The traditional Burns Supper, held year over year on the 25th January starts with few words from the host of the supper. Depending on the formality of the supper and the number of people, it may also be appropriate to pipe in the guests while gathering. Apart from the welcoming speech, the food is also blessed, usually with the famous Selkirk Grace:
Some hae meat and canna eat,
And some wad eat that want it;
But we hae meat, and we can eat,
And sae let the Lord be thankit.
After the prayer is said, the guest of honour comes.
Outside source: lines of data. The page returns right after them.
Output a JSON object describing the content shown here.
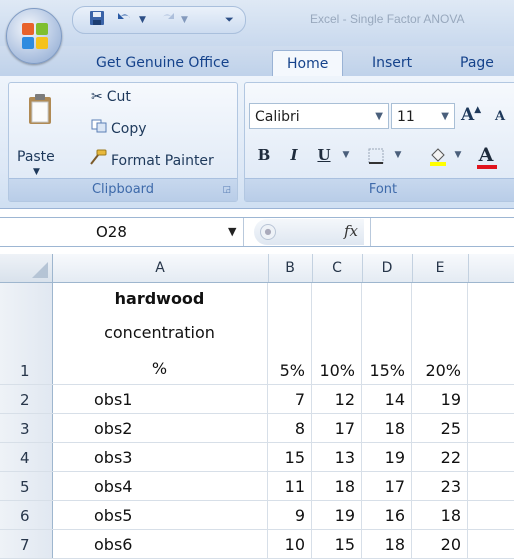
{
  "title_bar": {
    "qat_icons": [
      "save-icon",
      "undo-icon",
      "redo-icon",
      "customize-icon"
    ],
    "document_title": "Excel - Single Factor ANOVA"
  },
  "tabs": [
    "Get Genuine Office",
    "Home",
    "Insert",
    "Page La"
  ],
  "active_tab": "Home",
  "clipboard": {
    "paste": "Paste",
    "cut": "Cut",
    "copy": "Copy",
    "format_painter": "Format Painter",
    "label": "Clipboard"
  },
  "font": {
    "family": "Calibri",
    "size": "11",
    "bold": "B",
    "italic": "I",
    "underline": "U",
    "grow": "A",
    "shrink": "A",
    "font_color": "A",
    "label": "Font"
  },
  "formula_bar": {
    "name_box": "O28",
    "fx": "fx",
    "formula": ""
  },
  "sheet": {
    "columns": [
      "A",
      "B",
      "C",
      "D",
      "E"
    ],
    "header_cell": [
      "hardwood",
      "concentration",
      "%"
    ],
    "header_values": [
      "5%",
      "10%",
      "15%",
      "20%"
    ],
    "rows": [
      {
        "num": "1"
      },
      {
        "num": "2",
        "label": "obs1",
        "values": [
          "7",
          "12",
          "14",
          "19"
        ]
      },
      {
        "num": "3",
        "label": "obs2",
        "values": [
          "8",
          "17",
          "18",
          "25"
        ]
      },
      {
        "num": "4",
        "label": "obs3",
        "values": [
          "15",
          "13",
          "19",
          "22"
        ]
      },
      {
        "num": "5",
        "label": "obs4",
        "values": [
          "11",
          "18",
          "17",
          "23"
        ]
      },
      {
        "num": "6",
        "label": "obs5",
        "values": [
          "9",
          "19",
          "16",
          "18"
        ]
      },
      {
        "num": "7",
        "label": "obs6",
        "values": [
          "10",
          "15",
          "18",
          "20"
        ]
      }
    ]
  },
  "colors": {
    "ribbon_blue": "#dde8f6",
    "tab_text": "#15428b",
    "font_color_bar": "#e0141e",
    "highlight_bar": "#ffff00"
  }
}
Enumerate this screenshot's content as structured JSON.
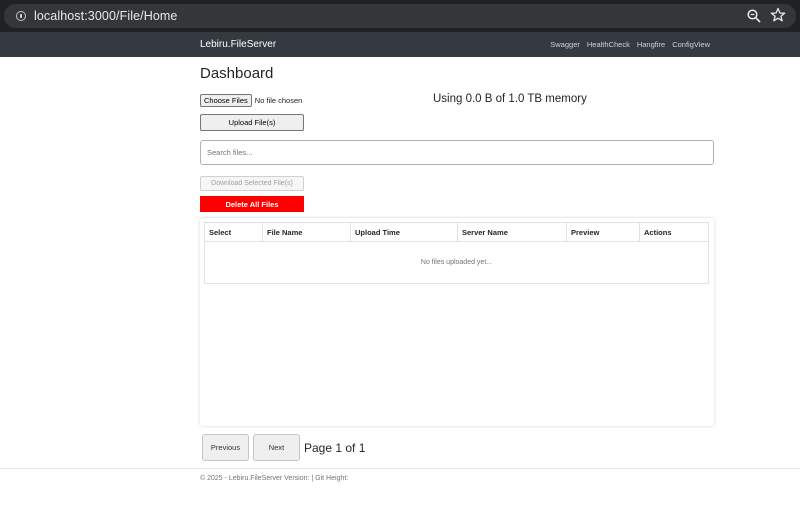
{
  "browser": {
    "url": "localhost:3000/File/Home",
    "icons": [
      "info-icon",
      "zoom-icon",
      "star-icon"
    ]
  },
  "navbar": {
    "brand": "Lebiru.FileServer",
    "links": [
      "Swagger",
      "HealthCheck",
      "Hangfire",
      "ConfigView"
    ]
  },
  "main": {
    "title": "Dashboard",
    "choose_files_label": "Choose Files",
    "no_file_text": "No file chosen",
    "memory_text": "Using 0.0 B of 1.0 TB memory",
    "upload_label": "Upload File(s)",
    "search_placeholder": "Search files...",
    "download_selected_label": "Download Selected File(s)",
    "delete_all_label": "Delete All Files"
  },
  "table": {
    "columns": [
      "Select",
      "File Name",
      "Upload Time",
      "Server Name",
      "Preview",
      "Actions"
    ],
    "empty_text": "No files uploaded yet..."
  },
  "pagination": {
    "previous_label": "Previous",
    "next_label": "Next",
    "page_info": "Page 1 of 1"
  },
  "footer": {
    "text": "© 2025 - Lebiru.FileServer Version: | Git Height:"
  },
  "colors": {
    "navbar": "#343a40",
    "delete": "#ff0000",
    "chrome": "#202124"
  }
}
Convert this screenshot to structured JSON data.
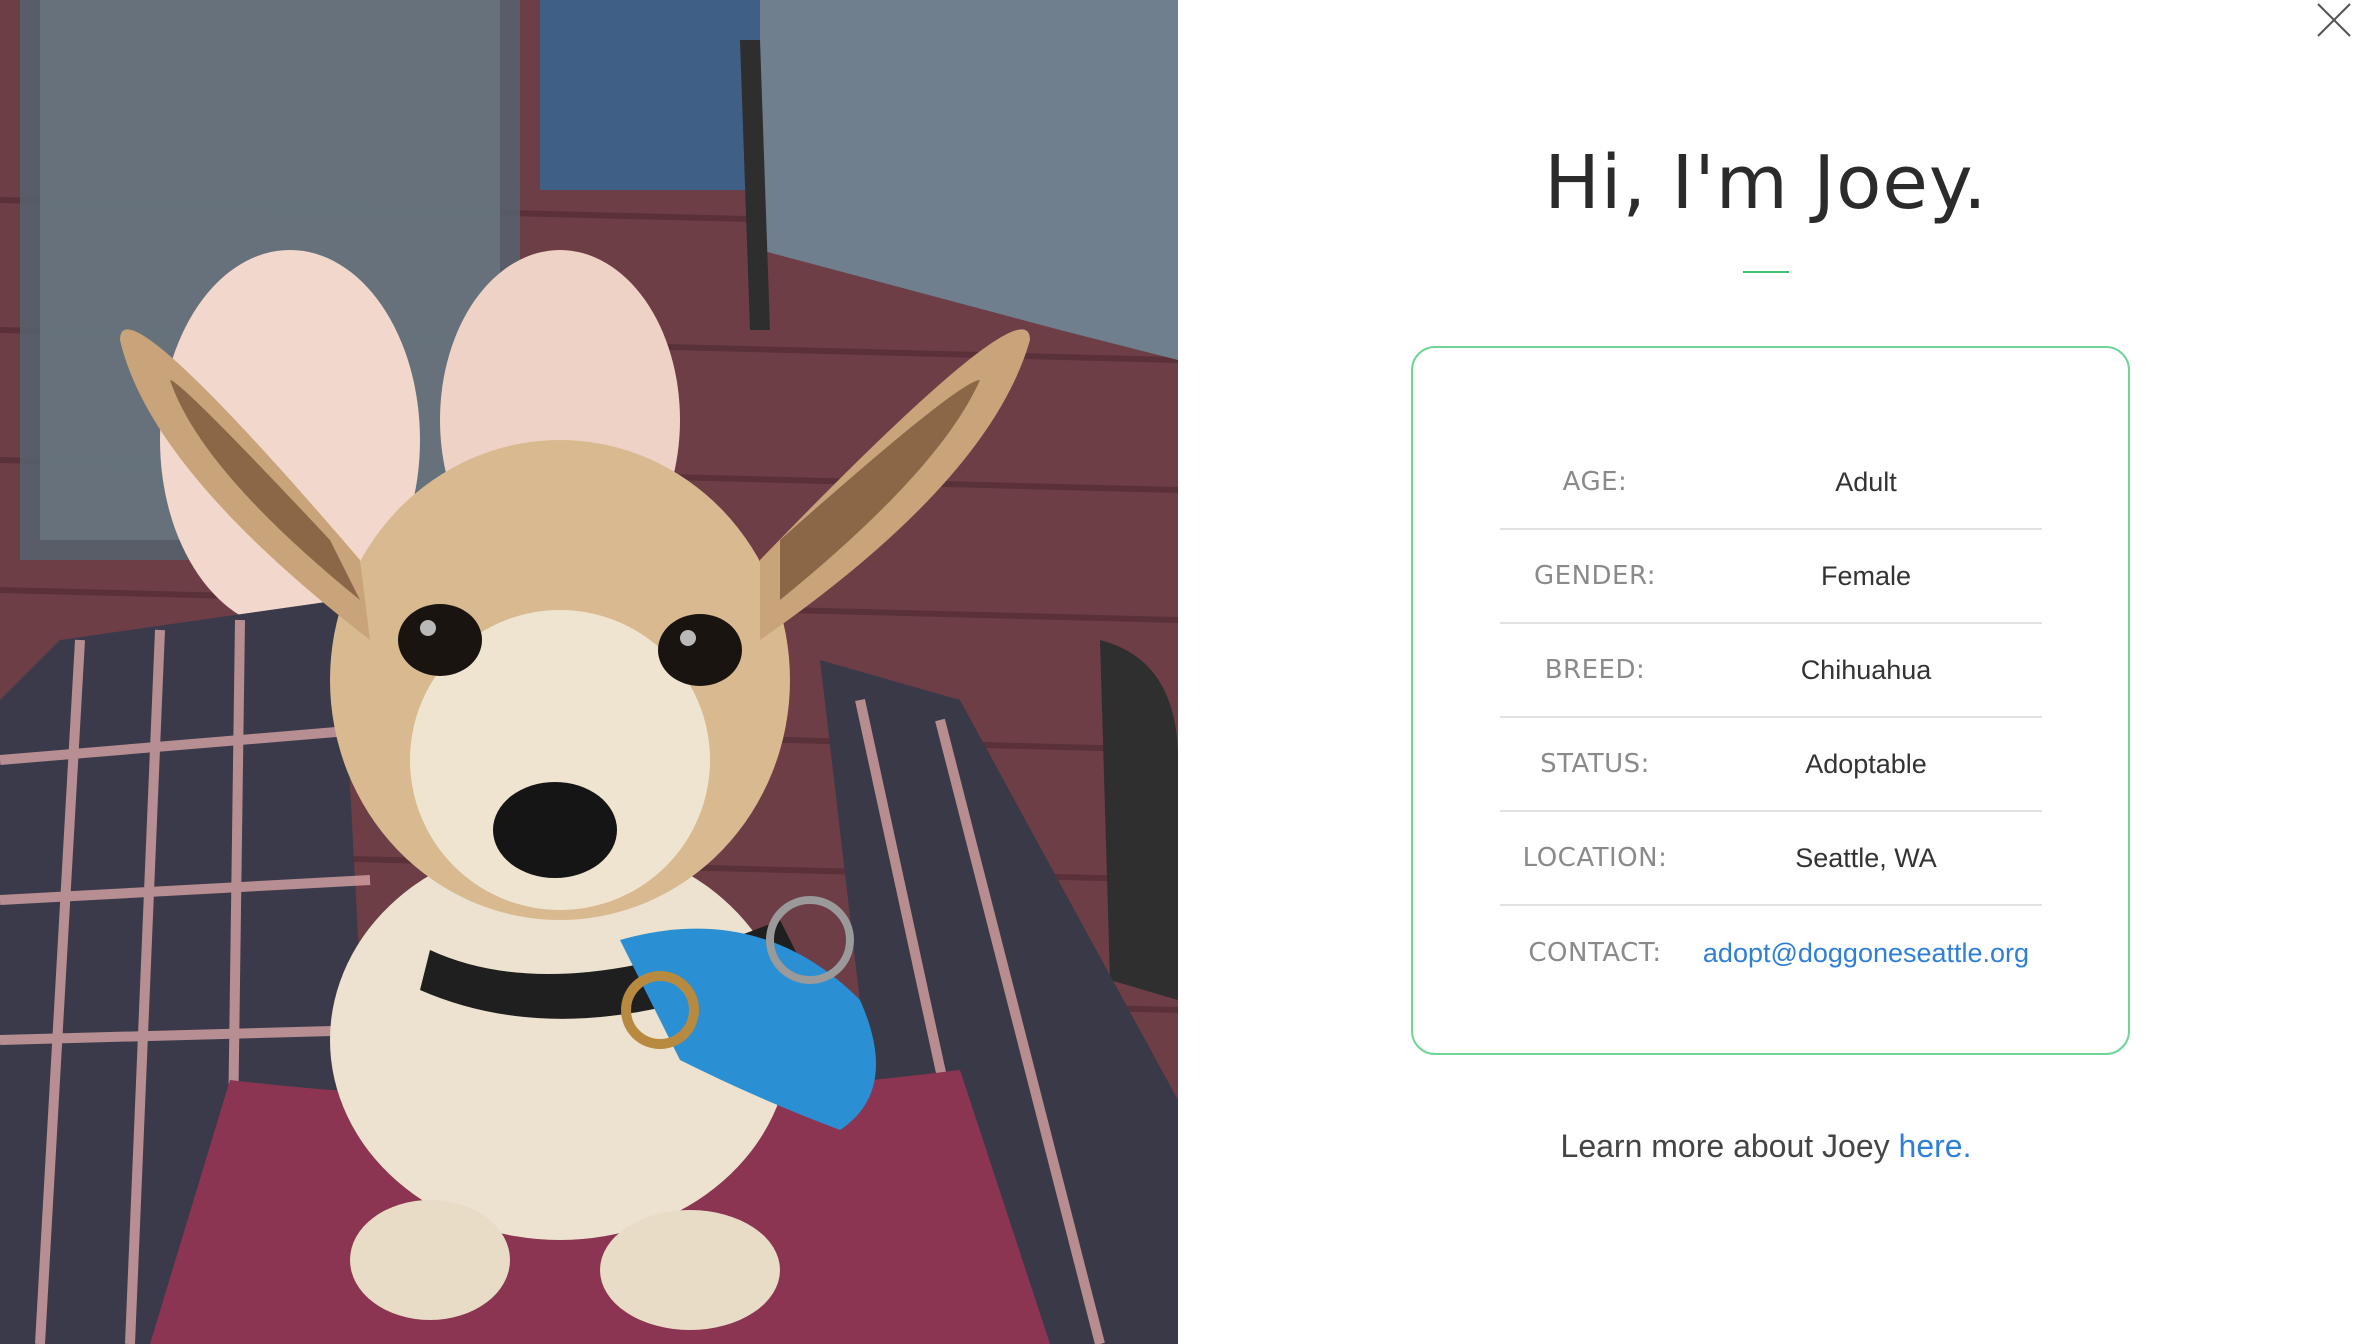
{
  "photo": {
    "alt": "Joey"
  },
  "close": {
    "icon": "close-icon"
  },
  "profile": {
    "title": "Hi, I'm Joey.",
    "accent_color": "#3fc274",
    "card_border_color": "#6fd597",
    "link_color": "#2f7fd6"
  },
  "details": [
    {
      "label": "AGE:",
      "value": "Adult"
    },
    {
      "label": "GENDER:",
      "value": "Female"
    },
    {
      "label": "BREED:",
      "value": "Chihuahua"
    },
    {
      "label": "STATUS:",
      "value": "Adoptable"
    },
    {
      "label": "LOCATION:",
      "value": "Seattle, WA"
    },
    {
      "label": "CONTACT:",
      "value": "adopt@doggoneseattle.org"
    }
  ],
  "learn_more": {
    "prefix": "Learn more about Joey",
    "link_text": "here."
  }
}
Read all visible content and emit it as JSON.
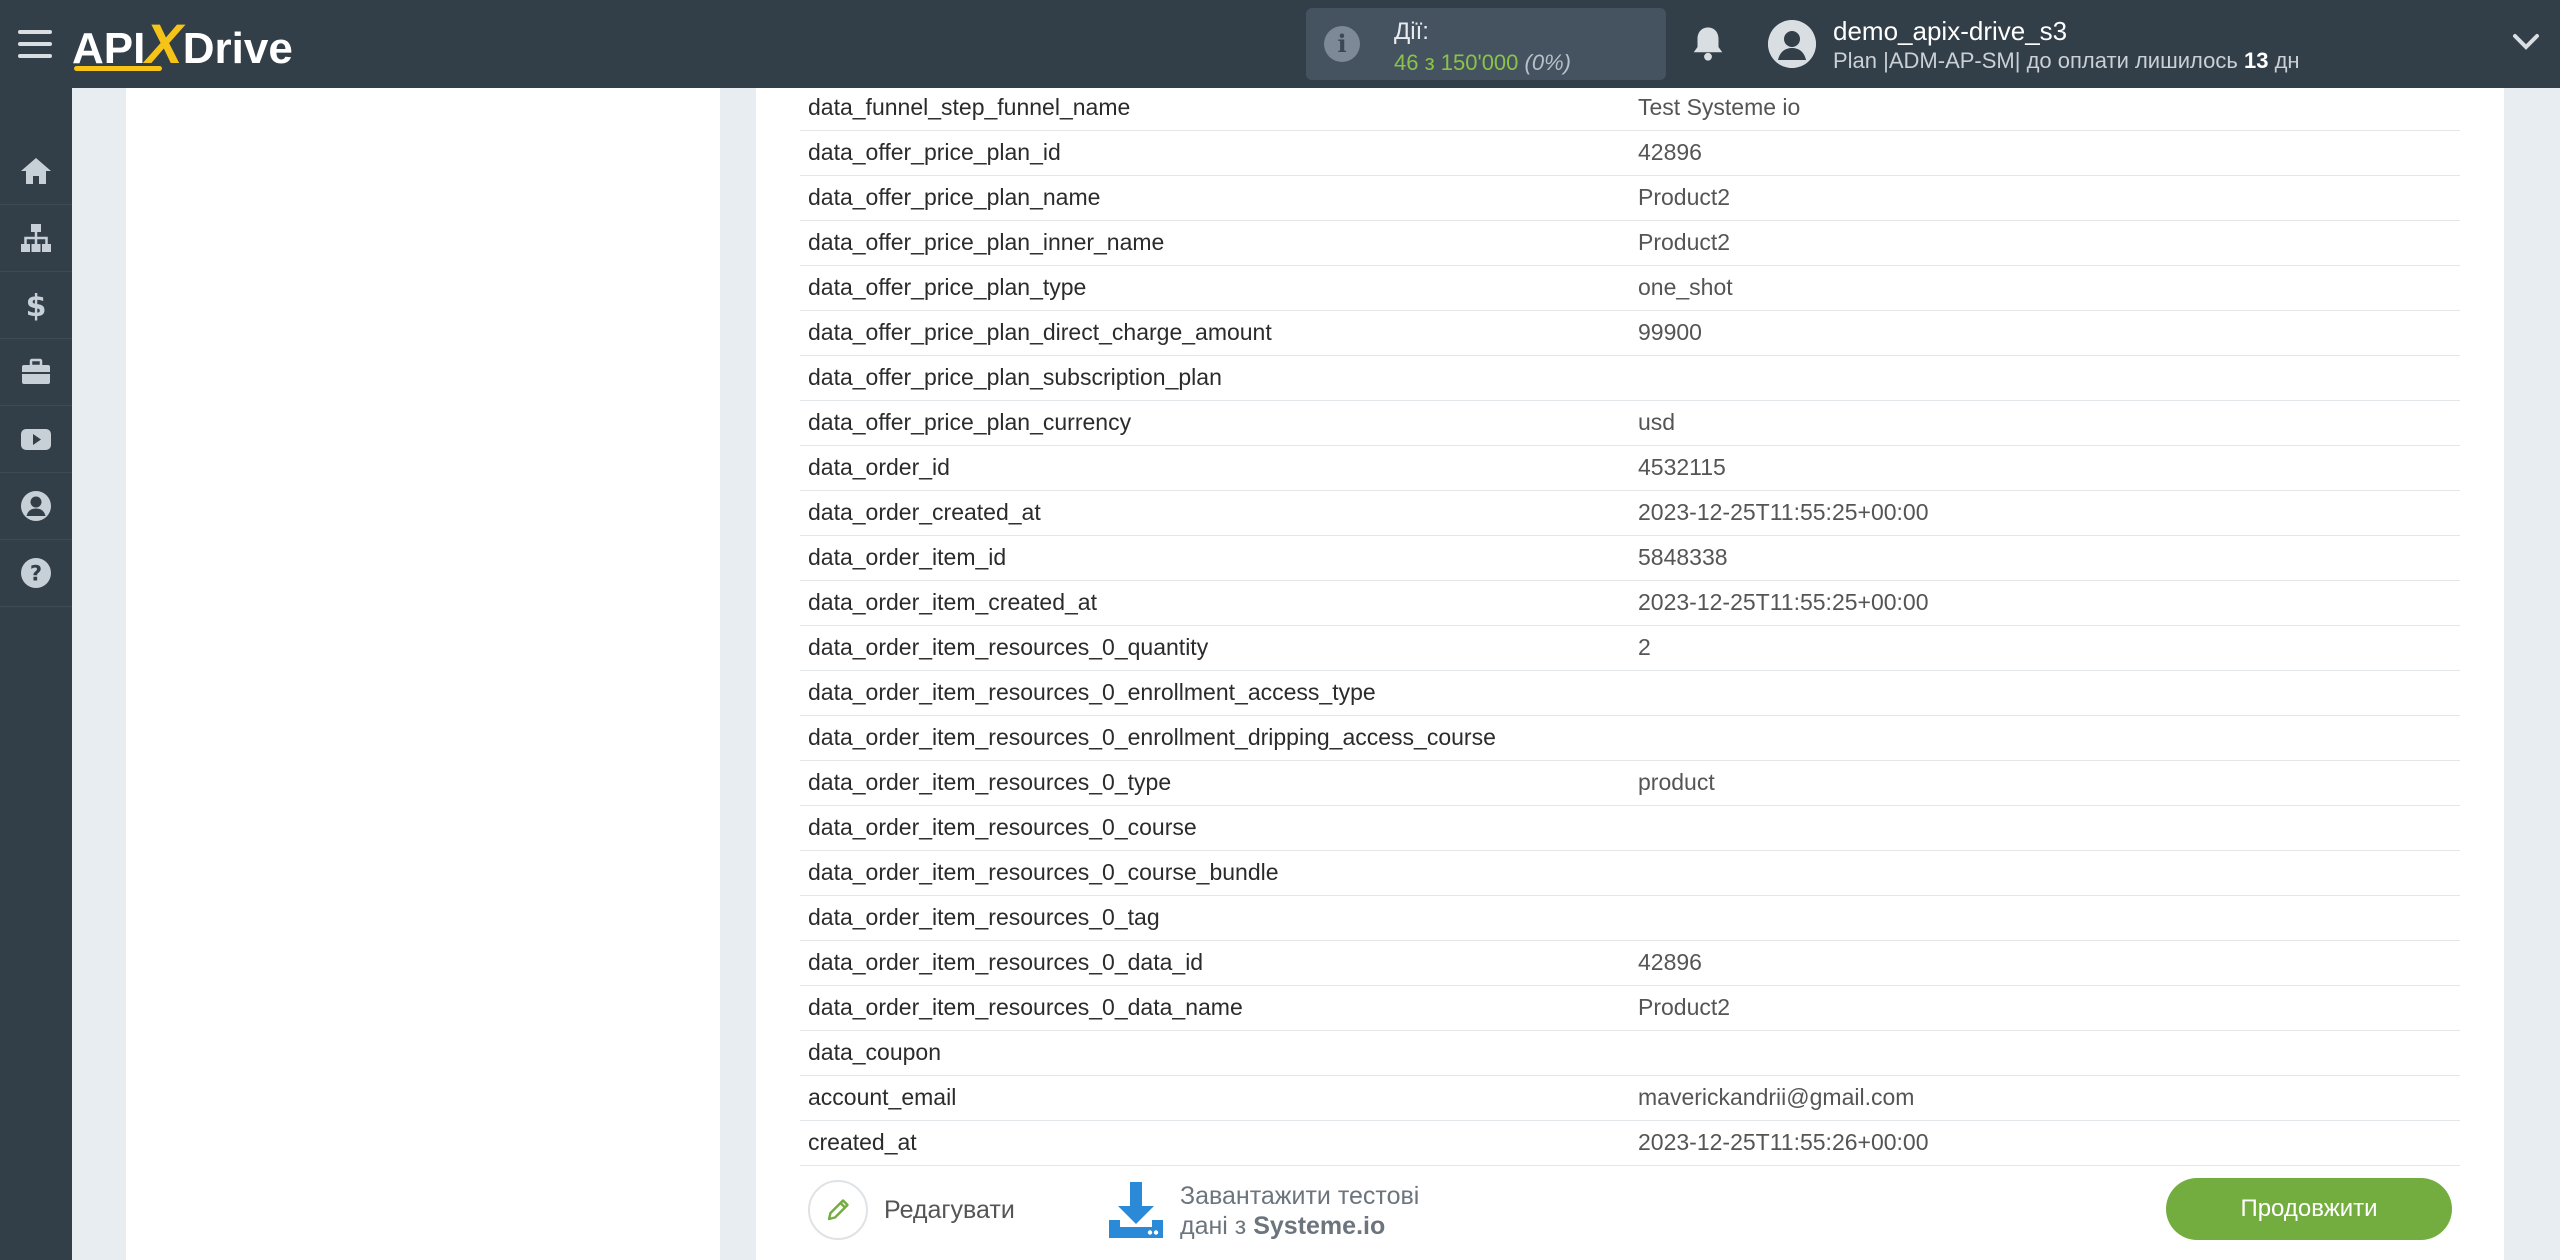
{
  "header": {
    "logo_left": "API",
    "logo_x": "X",
    "logo_right": "Drive",
    "actions_label": "Дії:",
    "actions_value": "46 з 150'000",
    "actions_percent": "(0%)",
    "user_name": "demo_apix-drive_s3",
    "plan_text": "Plan |ADM-AP-SM| до оплати лишилось",
    "plan_days": "13",
    "plan_days_unit": "дн"
  },
  "sidebar": {
    "items": [
      "home-icon",
      "sitemap-icon",
      "dollar-icon",
      "briefcase-icon",
      "youtube-icon",
      "user-icon",
      "help-icon"
    ]
  },
  "table": {
    "rows": [
      {
        "key": "data_funnel_step_funnel_name",
        "value": "Test Systeme io"
      },
      {
        "key": "data_offer_price_plan_id",
        "value": "42896"
      },
      {
        "key": "data_offer_price_plan_name",
        "value": "Product2"
      },
      {
        "key": "data_offer_price_plan_inner_name",
        "value": "Product2"
      },
      {
        "key": "data_offer_price_plan_type",
        "value": "one_shot"
      },
      {
        "key": "data_offer_price_plan_direct_charge_amount",
        "value": "99900"
      },
      {
        "key": "data_offer_price_plan_subscription_plan",
        "value": ""
      },
      {
        "key": "data_offer_price_plan_currency",
        "value": "usd"
      },
      {
        "key": "data_order_id",
        "value": "4532115"
      },
      {
        "key": "data_order_created_at",
        "value": "2023-12-25T11:55:25+00:00"
      },
      {
        "key": "data_order_item_id",
        "value": "5848338"
      },
      {
        "key": "data_order_item_created_at",
        "value": "2023-12-25T11:55:25+00:00"
      },
      {
        "key": "data_order_item_resources_0_quantity",
        "value": "2"
      },
      {
        "key": "data_order_item_resources_0_enrollment_access_type",
        "value": ""
      },
      {
        "key": "data_order_item_resources_0_enrollment_dripping_access_course",
        "value": ""
      },
      {
        "key": "data_order_item_resources_0_type",
        "value": "product"
      },
      {
        "key": "data_order_item_resources_0_course",
        "value": ""
      },
      {
        "key": "data_order_item_resources_0_course_bundle",
        "value": ""
      },
      {
        "key": "data_order_item_resources_0_tag",
        "value": ""
      },
      {
        "key": "data_order_item_resources_0_data_id",
        "value": "42896"
      },
      {
        "key": "data_order_item_resources_0_data_name",
        "value": "Product2"
      },
      {
        "key": "data_coupon",
        "value": ""
      },
      {
        "key": "account_email",
        "value": "maverickandrii@gmail.com"
      },
      {
        "key": "created_at",
        "value": "2023-12-25T11:55:26+00:00"
      }
    ]
  },
  "footer": {
    "edit_label": "Редагувати",
    "download_line1": "Завантажити тестові",
    "download_line2_prefix": "дані з",
    "download_line2_brand": "Systeme.io",
    "continue_label": "Продовжити"
  },
  "colors": {
    "topbar": "#323e48",
    "accent_yellow": "#f5c417",
    "accent_green": "#74ad3f"
  }
}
Haggis is brought in on a silver plate, accompanied by the piper, which is called piping of the haggis (if you are lucky enough to have one, if not a CD with Scottish music is a good solution, too!). This moment requires special behaviour, therefore all the invited guests stand while the main course is being carried (usually by the clan chief, if one is present). When it is laid down on the host’s table, the host (or another appointed speaker) recites Burns’ poem, the Address to a Haggis. Traditionally, during the line “His knife see rustic Labour dicht”, the host cleans a knife and at the line “An’ cut you up wi’ ready slicht” comes, he put the knife into the haggis and open it from end to end.
Before it is eaten, the toast to the haggis must be proposed. So after the Address to a Haggis has been recited, the audience joins the toast made with Scotch whisky (“the water of life”), shouting “The haggis!” Haggis is served with neeps and tatties, which are turnip and mashed potatoes respectively.
There are many other toasts held during the supper. One of them, very common and traditional, is the toast for lassies, where the men gathered for the ceremony thank the women for preparing the supper. The whole ceremony includes a lot of other traditional, Scottish ingredients such as reading other Burns’ poems and listening to the pipe band (or CD with a Scottish music).
We would like to wish you a great time during Burns supper. Enjoy your family and friends gathering full of true Scottish spirit. And don’t forget to wear our traditional outfit! The full kilt or other tartan combinations, all are more than welcome!
Is your Burns Supper similar to this? Please share in the comments!